Just for the record, what scope did you buy and how much was it (if I may ask). I want to file the info away for when I actually decide to buy my own.

Also, I'm no expert in astrophotography, but I don't think the 1 hour developers is the way to go here. Shouldn't you at least take your film to a more professional shop? :-) Oh, and I've also heard that you should clearly label the package as astronomical photos so they can get the balance right.

Comixx
2003-Apr-29, 04:21 AM
Well, for the b&w photos, I dont mind the 1hr developers because I actually eventually print them myself at the university darkroom. For the color, I have an impulse problem...I want instant gratification and cant stand the 48 hour wait to get prints back from someplace professional :)

When I have my formula of film+lens+exposure set, I will definitely start using professionals.

This is the scope (http://www.meade.com/catalog/lx/lx90.html) that my brother bought.

edit: oh yeah, forgot to mention that I use Wal-Mart because their 1hr machine actually has a monitor where they can manually view each frame and set the contrast/brightness...Walgreens, although they're Kodak certified, dont have the screen so the prints come out even worse there. You should see me trying to explain to the teenager at Wal-Mart that these are astro-photos and they should print every frame even if their machine says it's just a blank frame from a flash that didnt pop or something...sigh...and 50% of the time I still only get back 15 out of 24 printable frames...at least I have darkroom access...

Kaptain K
2003-Apr-29, 06:26 PM
One "trick" with the "one hour" places is to shoot a couple of "normal" scenes at the start of the roll to give the machine a reference, then tell them to print all of them.

Charlie in Dayton
2003-Apr-29, 11:41 PM
I know this worked for Kodak, but have no idea of other film brands.

The first pic or two on the roll should be of the box the film came in. In Kodak's case, that yellow on the box was one of the colors used in the correction process.
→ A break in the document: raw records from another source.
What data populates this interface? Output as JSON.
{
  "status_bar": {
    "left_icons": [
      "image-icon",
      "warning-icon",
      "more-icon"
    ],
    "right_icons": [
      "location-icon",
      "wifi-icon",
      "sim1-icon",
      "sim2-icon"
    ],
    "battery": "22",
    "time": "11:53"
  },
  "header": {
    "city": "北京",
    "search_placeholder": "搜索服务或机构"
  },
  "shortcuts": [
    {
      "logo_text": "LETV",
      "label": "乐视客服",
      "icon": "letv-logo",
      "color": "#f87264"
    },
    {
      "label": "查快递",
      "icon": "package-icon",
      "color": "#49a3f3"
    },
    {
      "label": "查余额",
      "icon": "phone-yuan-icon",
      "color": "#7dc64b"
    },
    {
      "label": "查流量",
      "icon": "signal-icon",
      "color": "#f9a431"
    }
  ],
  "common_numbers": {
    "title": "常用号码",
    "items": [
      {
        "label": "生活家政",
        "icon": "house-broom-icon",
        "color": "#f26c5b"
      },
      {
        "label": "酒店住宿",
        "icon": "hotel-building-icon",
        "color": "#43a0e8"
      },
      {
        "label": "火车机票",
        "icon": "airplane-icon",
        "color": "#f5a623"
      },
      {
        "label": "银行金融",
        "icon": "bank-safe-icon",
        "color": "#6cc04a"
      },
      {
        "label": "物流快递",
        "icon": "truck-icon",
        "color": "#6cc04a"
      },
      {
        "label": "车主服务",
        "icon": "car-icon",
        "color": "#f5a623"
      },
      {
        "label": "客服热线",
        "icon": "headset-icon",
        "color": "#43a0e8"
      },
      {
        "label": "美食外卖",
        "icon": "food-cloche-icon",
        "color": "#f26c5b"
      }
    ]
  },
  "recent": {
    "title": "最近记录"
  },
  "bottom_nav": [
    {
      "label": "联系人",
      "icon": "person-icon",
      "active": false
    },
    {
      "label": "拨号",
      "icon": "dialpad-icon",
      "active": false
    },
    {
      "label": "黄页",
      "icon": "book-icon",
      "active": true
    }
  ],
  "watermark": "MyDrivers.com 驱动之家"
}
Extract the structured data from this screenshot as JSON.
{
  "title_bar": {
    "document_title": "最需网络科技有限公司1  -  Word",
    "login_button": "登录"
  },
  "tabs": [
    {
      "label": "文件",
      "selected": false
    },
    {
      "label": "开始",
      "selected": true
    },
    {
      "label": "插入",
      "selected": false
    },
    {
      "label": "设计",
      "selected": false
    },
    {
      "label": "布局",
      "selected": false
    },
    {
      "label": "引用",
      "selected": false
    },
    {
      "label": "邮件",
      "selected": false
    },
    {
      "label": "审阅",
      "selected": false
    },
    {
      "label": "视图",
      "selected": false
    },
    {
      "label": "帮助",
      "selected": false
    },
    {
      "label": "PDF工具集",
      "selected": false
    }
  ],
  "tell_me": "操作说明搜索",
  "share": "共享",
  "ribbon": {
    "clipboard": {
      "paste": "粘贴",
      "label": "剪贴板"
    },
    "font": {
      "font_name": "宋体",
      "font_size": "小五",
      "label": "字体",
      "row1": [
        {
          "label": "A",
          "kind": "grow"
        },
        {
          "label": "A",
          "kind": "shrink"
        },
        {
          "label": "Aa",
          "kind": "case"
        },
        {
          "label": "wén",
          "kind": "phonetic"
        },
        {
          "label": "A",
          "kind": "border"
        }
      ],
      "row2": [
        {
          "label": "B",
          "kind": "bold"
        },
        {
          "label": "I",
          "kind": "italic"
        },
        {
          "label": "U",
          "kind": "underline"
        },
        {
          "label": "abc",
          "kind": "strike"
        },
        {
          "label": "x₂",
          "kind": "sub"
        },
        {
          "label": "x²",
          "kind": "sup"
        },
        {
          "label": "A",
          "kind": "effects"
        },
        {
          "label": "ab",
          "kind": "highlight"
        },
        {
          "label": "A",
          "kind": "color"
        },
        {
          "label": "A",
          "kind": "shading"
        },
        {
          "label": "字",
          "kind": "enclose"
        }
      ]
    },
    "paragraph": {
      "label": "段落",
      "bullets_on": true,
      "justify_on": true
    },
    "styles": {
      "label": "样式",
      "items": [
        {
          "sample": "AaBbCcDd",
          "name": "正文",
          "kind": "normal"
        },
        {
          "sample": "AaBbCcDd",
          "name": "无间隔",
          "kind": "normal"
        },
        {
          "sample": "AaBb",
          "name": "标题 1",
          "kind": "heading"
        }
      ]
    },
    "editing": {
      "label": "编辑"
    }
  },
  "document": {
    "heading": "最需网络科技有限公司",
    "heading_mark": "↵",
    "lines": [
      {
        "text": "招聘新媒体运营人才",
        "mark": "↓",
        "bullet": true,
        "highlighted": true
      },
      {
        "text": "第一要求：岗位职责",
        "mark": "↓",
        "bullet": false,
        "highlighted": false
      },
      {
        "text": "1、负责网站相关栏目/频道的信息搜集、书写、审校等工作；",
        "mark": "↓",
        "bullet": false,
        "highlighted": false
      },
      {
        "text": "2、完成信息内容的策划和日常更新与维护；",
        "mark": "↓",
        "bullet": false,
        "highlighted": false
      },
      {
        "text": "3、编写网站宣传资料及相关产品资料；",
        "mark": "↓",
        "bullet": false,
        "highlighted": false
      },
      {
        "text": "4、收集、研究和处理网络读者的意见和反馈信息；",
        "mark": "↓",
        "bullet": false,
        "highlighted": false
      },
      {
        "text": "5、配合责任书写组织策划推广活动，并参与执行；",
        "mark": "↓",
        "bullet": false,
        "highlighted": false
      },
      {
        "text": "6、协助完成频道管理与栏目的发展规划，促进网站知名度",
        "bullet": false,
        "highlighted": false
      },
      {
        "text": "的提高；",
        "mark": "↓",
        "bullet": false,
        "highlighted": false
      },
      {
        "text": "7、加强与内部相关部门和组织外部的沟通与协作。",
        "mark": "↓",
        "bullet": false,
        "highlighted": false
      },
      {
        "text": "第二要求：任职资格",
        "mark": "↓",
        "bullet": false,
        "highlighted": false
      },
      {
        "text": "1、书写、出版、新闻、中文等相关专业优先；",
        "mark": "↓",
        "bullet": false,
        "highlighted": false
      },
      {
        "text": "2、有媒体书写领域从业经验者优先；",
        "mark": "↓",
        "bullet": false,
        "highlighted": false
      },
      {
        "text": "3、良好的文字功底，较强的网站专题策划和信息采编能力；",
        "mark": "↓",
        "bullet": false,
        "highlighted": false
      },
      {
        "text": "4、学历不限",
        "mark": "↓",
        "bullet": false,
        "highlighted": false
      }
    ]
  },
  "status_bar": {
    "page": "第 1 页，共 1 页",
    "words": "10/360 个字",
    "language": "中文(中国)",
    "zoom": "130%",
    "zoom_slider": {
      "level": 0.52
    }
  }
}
So if they got the pic of the box right, it's odds on that they got everything else right too.

Hmmm...maybe go to your photo processor and ask for a couple junk Kodak film boxes, just to have a scrap of cardboard in the bag to take a pic of at the roll start? Couldn't hurt...